Dataset rows describing interfaces:
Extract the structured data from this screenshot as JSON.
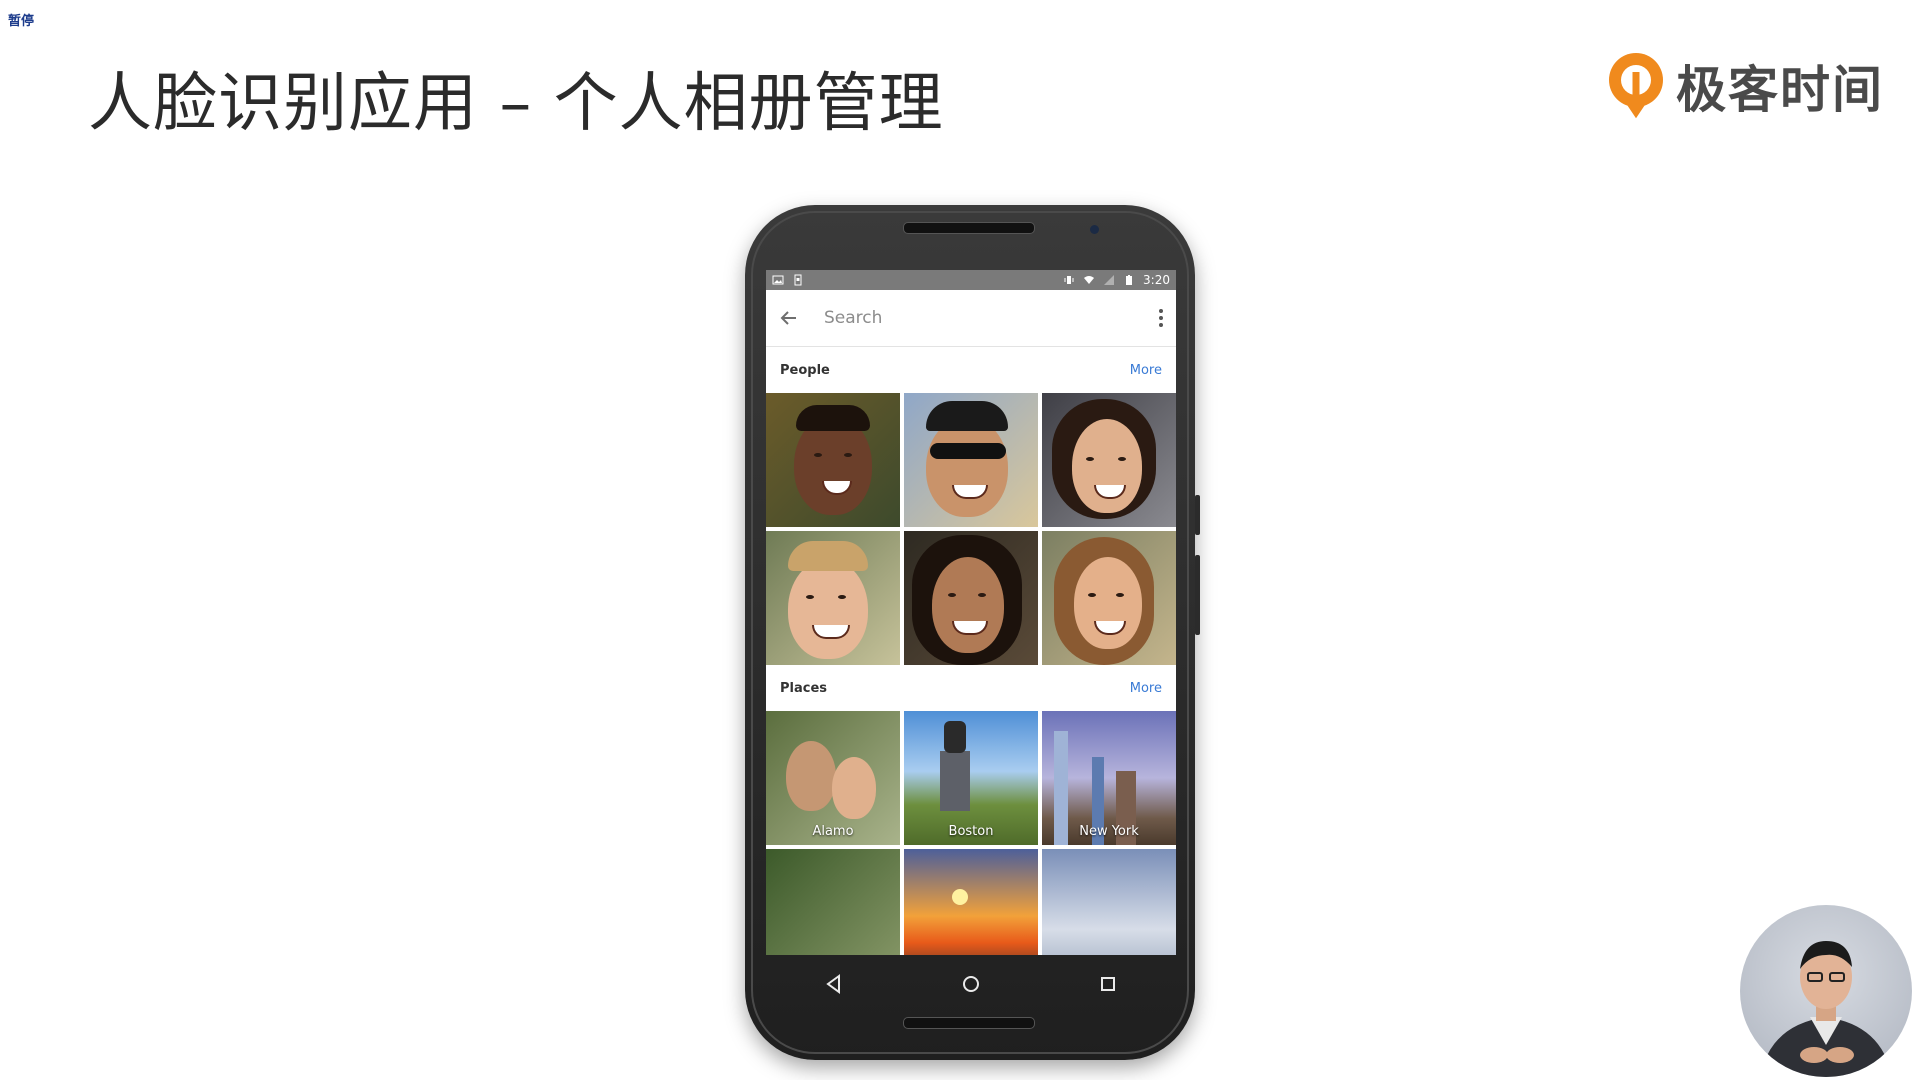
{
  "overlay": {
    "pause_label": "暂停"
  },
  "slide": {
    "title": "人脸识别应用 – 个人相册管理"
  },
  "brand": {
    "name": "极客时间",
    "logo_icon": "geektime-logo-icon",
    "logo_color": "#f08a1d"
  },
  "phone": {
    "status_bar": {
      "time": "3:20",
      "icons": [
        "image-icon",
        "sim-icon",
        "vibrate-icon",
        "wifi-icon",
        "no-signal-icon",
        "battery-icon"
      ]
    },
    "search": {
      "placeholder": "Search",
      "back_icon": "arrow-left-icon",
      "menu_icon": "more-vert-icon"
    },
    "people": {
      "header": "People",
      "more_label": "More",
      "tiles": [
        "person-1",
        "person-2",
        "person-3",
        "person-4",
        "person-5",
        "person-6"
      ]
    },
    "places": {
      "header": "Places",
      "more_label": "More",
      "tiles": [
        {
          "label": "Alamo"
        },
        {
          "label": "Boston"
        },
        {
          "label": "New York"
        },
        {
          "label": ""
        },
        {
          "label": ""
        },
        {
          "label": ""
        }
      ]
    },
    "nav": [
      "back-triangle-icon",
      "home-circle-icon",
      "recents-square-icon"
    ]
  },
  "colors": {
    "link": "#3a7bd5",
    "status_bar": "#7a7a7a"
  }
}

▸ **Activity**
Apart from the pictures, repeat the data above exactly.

▸ **Answer to the problem**
Extract the structured data from this screenshot as JSON.
{
  "overlay": {
    "pause_label": "暂停"
  },
  "slide": {
    "title": "人脸识别应用 – 个人相册管理"
  },
  "brand": {
    "name": "极客时间",
    "logo_icon": "geektime-logo-icon",
    "logo_color": "#f08a1d"
  },
  "phone": {
    "status_bar": {
      "time": "3:20",
      "icons": [
        "image-icon",
        "sim-icon",
        "vibrate-icon",
        "wifi-icon",
        "no-signal-icon",
        "battery-icon"
      ]
    },
    "search": {
      "placeholder": "Search",
      "back_icon": "arrow-left-icon",
      "menu_icon": "more-vert-icon"
    },
    "people": {
      "header": "People",
      "more_label": "More",
      "tiles": [
        "person-1",
        "person-2",
        "person-3",
        "person-4",
        "person-5",
        "person-6"
      ]
    },
    "places": {
      "header": "Places",
      "more_label": "More",
      "tiles": [
        {
          "label": "Alamo"
        },
        {
          "label": "Boston"
        },
        {
          "label": "New York"
        },
        {
          "label": ""
        },
        {
          "label": ""
        },
        {
          "label": ""
        }
      ]
    },
    "nav": [
      "back-triangle-icon",
      "home-circle-icon",
      "recents-square-icon"
    ]
  },
  "colors": {
    "link": "#3a7bd5",
    "status_bar": "#7a7a7a"
  }
}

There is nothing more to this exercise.